Task inputs:
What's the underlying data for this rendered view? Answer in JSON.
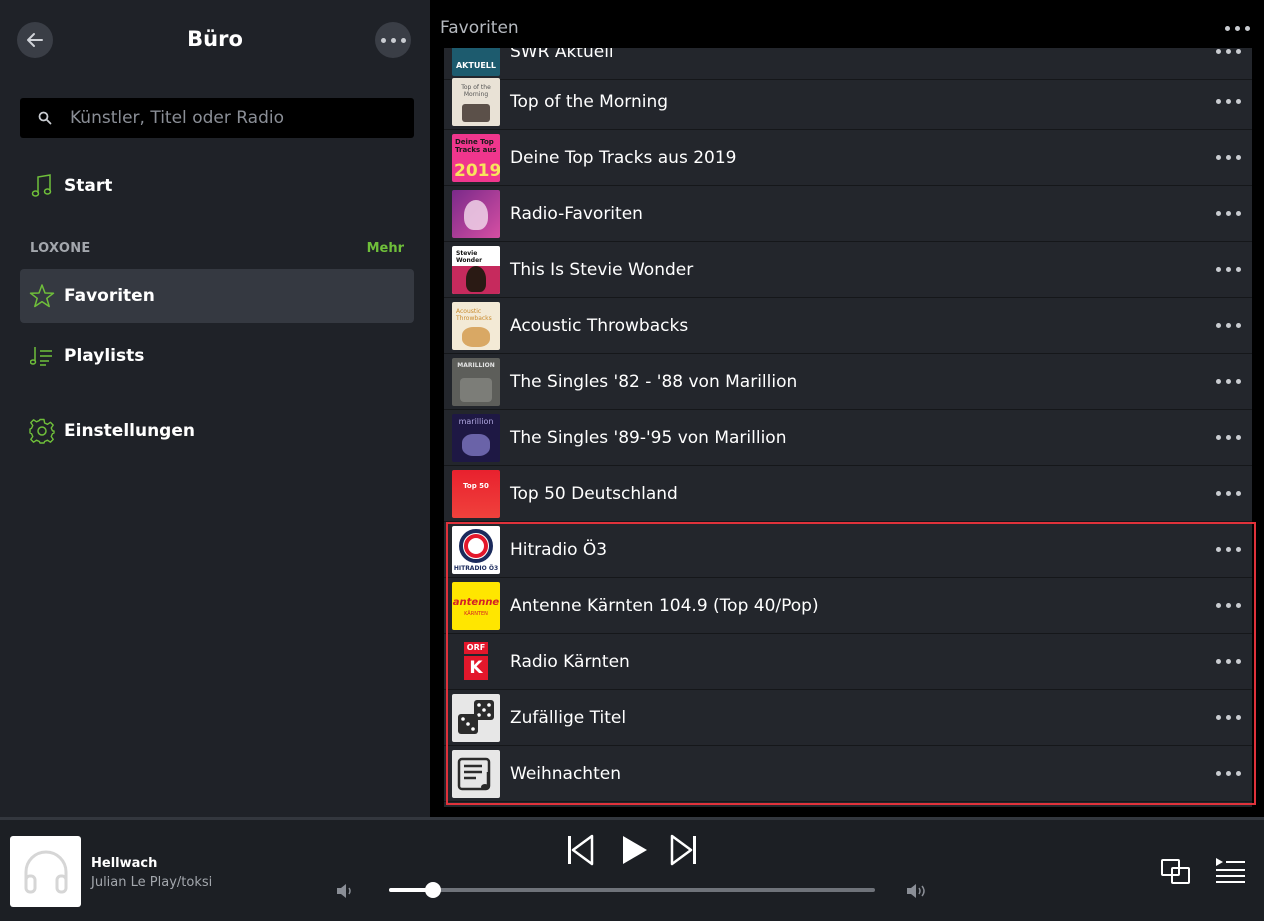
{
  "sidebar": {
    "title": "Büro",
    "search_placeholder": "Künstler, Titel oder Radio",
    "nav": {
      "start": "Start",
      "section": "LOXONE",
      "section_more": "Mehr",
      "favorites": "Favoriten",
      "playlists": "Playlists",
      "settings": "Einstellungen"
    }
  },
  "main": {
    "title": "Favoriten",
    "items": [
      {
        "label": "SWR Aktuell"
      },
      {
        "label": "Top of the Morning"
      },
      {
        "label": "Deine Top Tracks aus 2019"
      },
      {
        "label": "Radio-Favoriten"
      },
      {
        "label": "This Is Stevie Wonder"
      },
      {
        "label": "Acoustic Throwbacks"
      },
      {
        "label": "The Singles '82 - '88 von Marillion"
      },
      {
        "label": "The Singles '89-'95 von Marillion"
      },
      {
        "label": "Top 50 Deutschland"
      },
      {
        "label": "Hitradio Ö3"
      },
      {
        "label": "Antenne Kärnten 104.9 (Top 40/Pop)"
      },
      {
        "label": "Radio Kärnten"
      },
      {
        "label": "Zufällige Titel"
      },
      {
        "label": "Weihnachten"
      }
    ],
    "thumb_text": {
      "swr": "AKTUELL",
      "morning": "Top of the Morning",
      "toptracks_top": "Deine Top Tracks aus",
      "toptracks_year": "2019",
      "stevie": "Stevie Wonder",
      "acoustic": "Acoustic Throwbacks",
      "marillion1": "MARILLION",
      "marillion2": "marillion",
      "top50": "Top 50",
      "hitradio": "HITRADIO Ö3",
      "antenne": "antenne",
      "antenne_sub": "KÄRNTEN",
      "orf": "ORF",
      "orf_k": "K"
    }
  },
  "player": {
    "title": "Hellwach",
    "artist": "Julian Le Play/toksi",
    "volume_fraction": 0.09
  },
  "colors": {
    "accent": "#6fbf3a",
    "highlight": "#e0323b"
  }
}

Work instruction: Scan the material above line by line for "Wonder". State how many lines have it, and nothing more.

Expected answer: 2